╭──
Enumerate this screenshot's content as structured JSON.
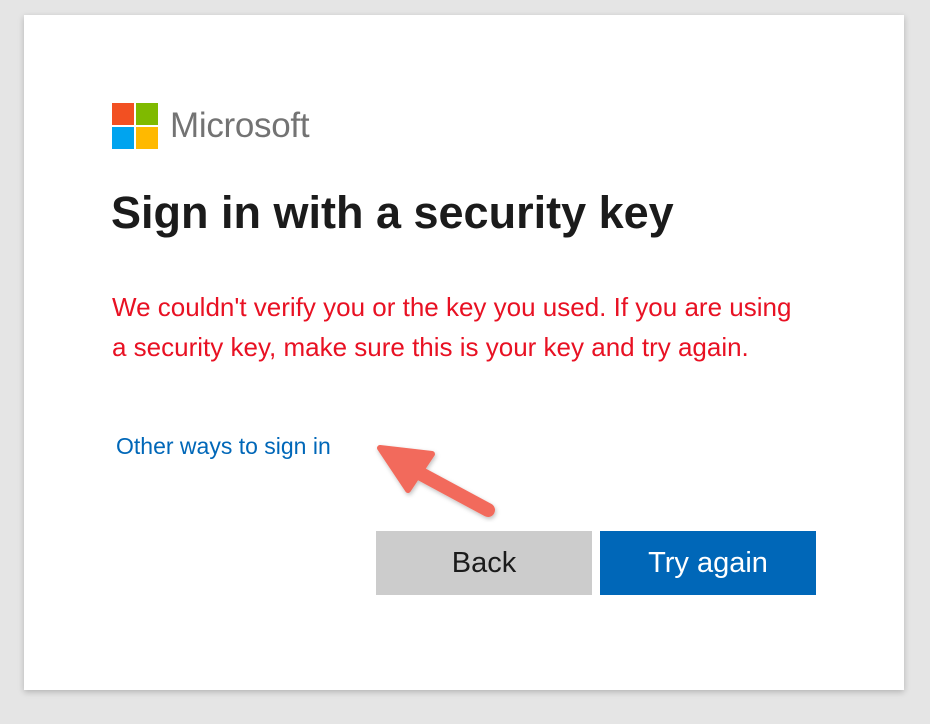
{
  "brand": {
    "name": "Microsoft",
    "logo_colors": [
      "#f25022",
      "#7fba00",
      "#00a4ef",
      "#ffb900"
    ]
  },
  "page": {
    "title": "Sign in with a security key",
    "error_message": "We couldn't verify you or the key you used. If you are using a security key, make sure this is your key and try again.",
    "error_color": "#e81123"
  },
  "links": {
    "other_ways": "Other ways to sign in"
  },
  "buttons": {
    "back_label": "Back",
    "try_again_label": "Try again",
    "accent_color": "#0067b8"
  },
  "annotation": {
    "arrow_icon": "pointer-arrow-icon",
    "arrow_color": "#f26b5b"
  }
}
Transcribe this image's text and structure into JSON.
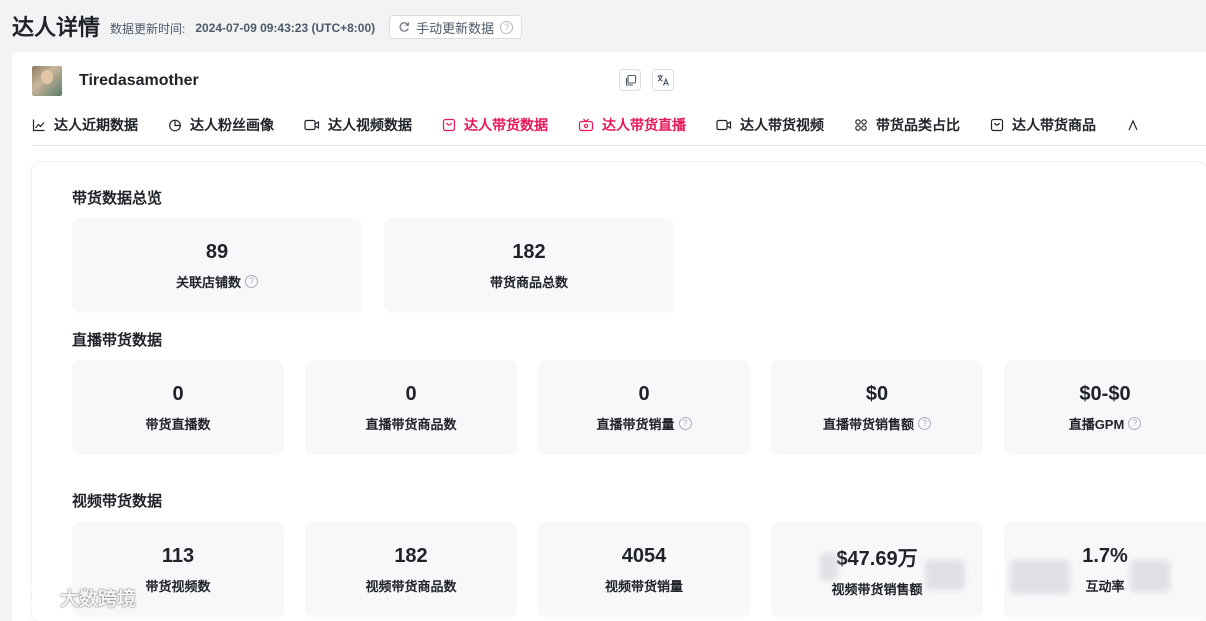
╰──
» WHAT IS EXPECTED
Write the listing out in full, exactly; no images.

» SOLVED PROBLEM
Enumerate this screenshot's content as structured JSON.
{
  "brand": {
    "name": "Microsoft",
    "logo_colors": [
      "#f25022",
      "#7fba00",
      "#00a4ef",
      "#ffb900"
    ]
  },
  "page": {
    "title": "Sign in with a security key",
    "error_message": "We couldn't verify you or the key you used. If you are using a security key, make sure this is your key and try again.",
    "error_color": "#e81123"
  },
  "links": {
    "other_ways": "Other ways to sign in"
  },
  "buttons": {
    "back_label": "Back",
    "try_again_label": "Try again",
    "accent_color": "#0067b8"
  },
  "annotation": {
    "arrow_icon": "pointer-arrow-icon",
    "arrow_color": "#f26b5b"
  }
}
Transcribe this image's text and structure into JSON.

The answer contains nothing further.